They say that small minds are easily amused but one of the things I enjoy
about watching Bexley council is to see what new excuse or lie they will come up
with when caught out by something or other. My favourite so far is that a Policy is
not a Policy it is a Protocol, followed by a Protocol is not a Protocol it is a
Rule Book Issue
and as only Policy matters can be questioned at council meetings you cannot
actually ask Policy questions because they have been redefined as Rule Book Issues - which are not allowed.
Correspondents tell me how disappointed they are at Bexley council providing damn fool and evasive answers to their questions but invariably such answers provide grist to the Bonkers’ mill. I was therefore looking forward to Bexley council’s response to finding themselves on the wrong side of the Thames crossing argument.
They claimed in letters to newspapers to have read residents’ minds and told them they didn’t want a fixed crossing and spent £3,366 on a leaflet to convince the dissenters. Now that Bexley council has failed to persuade residents that remaining in the dark ages for the foreseeable future is their preferred option, the council is griping that the TfL consultation produced an inadequate sample. (1,053 respondents from Bexley.)
I find that a bit rich. When there was a consultation about Bexley adopting a mayor to replace the cabinet system only 99 people responded and I wouldn’t be at all surprised if 63 of them were councillors. They seized the opportunity to stick with a cabinet despite a bigger poll in the Bexley Chronicle going heavily in the other direction.
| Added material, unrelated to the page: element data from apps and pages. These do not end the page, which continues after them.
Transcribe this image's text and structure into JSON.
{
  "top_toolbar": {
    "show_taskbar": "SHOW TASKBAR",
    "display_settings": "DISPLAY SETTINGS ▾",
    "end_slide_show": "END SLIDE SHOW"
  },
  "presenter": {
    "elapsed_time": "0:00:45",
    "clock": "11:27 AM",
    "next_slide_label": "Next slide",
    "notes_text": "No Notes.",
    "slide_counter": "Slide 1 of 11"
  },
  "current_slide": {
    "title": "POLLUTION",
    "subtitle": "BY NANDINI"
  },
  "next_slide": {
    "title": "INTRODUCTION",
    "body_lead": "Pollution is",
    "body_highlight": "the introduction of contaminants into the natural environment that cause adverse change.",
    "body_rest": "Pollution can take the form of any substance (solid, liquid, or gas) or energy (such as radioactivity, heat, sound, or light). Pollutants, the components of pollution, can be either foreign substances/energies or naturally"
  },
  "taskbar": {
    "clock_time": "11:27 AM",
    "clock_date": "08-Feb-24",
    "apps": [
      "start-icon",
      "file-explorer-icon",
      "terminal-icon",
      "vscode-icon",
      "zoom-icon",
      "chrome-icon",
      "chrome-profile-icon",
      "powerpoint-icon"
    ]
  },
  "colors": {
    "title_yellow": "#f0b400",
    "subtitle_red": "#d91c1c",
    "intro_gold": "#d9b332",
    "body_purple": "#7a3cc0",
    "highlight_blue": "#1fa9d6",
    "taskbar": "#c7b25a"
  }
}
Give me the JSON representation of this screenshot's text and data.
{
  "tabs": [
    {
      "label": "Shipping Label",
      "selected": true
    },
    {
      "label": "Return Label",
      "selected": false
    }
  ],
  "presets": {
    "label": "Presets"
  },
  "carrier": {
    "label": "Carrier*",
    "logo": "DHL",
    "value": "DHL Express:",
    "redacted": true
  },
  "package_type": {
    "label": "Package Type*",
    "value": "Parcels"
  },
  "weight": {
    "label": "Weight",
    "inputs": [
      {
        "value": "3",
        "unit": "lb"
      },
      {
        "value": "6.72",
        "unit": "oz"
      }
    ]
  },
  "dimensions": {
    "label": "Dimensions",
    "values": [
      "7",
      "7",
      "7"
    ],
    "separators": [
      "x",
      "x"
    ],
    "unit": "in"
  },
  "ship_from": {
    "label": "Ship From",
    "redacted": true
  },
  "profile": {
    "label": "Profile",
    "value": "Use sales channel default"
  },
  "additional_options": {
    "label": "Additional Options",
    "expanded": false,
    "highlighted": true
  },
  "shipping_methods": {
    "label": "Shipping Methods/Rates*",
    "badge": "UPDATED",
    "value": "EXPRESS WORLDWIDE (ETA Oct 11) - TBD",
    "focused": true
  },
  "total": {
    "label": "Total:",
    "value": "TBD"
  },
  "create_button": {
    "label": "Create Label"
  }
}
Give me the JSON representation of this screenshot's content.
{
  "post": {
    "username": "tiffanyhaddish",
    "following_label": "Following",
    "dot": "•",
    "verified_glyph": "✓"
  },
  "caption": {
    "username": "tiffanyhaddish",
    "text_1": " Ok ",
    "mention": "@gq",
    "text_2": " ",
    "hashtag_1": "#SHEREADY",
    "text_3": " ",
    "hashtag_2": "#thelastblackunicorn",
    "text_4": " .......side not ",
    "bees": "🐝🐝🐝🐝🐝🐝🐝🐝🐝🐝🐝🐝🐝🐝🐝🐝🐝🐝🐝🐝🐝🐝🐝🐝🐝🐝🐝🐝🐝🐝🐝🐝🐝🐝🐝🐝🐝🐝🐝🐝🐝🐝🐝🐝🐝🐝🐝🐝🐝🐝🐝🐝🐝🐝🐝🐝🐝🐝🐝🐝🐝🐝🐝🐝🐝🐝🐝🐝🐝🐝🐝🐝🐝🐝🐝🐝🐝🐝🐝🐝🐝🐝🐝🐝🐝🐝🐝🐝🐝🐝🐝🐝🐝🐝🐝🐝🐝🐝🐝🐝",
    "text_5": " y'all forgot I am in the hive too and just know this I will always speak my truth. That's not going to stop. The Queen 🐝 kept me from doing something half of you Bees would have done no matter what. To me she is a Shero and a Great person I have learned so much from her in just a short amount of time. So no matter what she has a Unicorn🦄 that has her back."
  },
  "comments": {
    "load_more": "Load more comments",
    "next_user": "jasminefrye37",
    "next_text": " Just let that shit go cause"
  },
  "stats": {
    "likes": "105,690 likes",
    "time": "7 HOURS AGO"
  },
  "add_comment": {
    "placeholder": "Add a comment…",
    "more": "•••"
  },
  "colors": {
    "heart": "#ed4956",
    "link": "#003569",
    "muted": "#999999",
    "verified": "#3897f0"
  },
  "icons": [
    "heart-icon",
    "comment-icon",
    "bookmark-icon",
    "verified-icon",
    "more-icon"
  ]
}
Strategy 2014 which has been the cornerstone of the present administration’s decision making was approved on the back of a massive consultation exercise with the town festooned with encouraging posters. It failed to reach a four figure response (829) but Bexley council seized on it as vindication of its plans. Bexley council will only accept democracy in action if it suits their preconceived notions.
It will argue no doubt that the people keenest on a bridge will have been those that rushed to complete the consultation and thereby unfairly biased it, but a closer examination reveals that the number using Blackwall four or more times a week was almost exactly balanced by those using it less than once a month.
Where are all these people clamouring for splendid isolation? Do they exist outside Teresa O’Neill’s cabinet? The newspaper commentators are almost entirely in favour of solving the transport problem sooner rather than later.
Maybe the council leader should give some thought to the fact that despite putting a magazine denigrating the bridge through every letter box in the borough and following it with a tax payer funded leaflet imploring residents to ‘Don’t let the bridge back in’, she aroused the interest of fewer than half the number or people who flocked to sign Elwyn Bryant’s petition asking Bexley council to renegotiate the obscenely high senior salaries O’Neill has to pay to ensure the loyalty of her henchmen.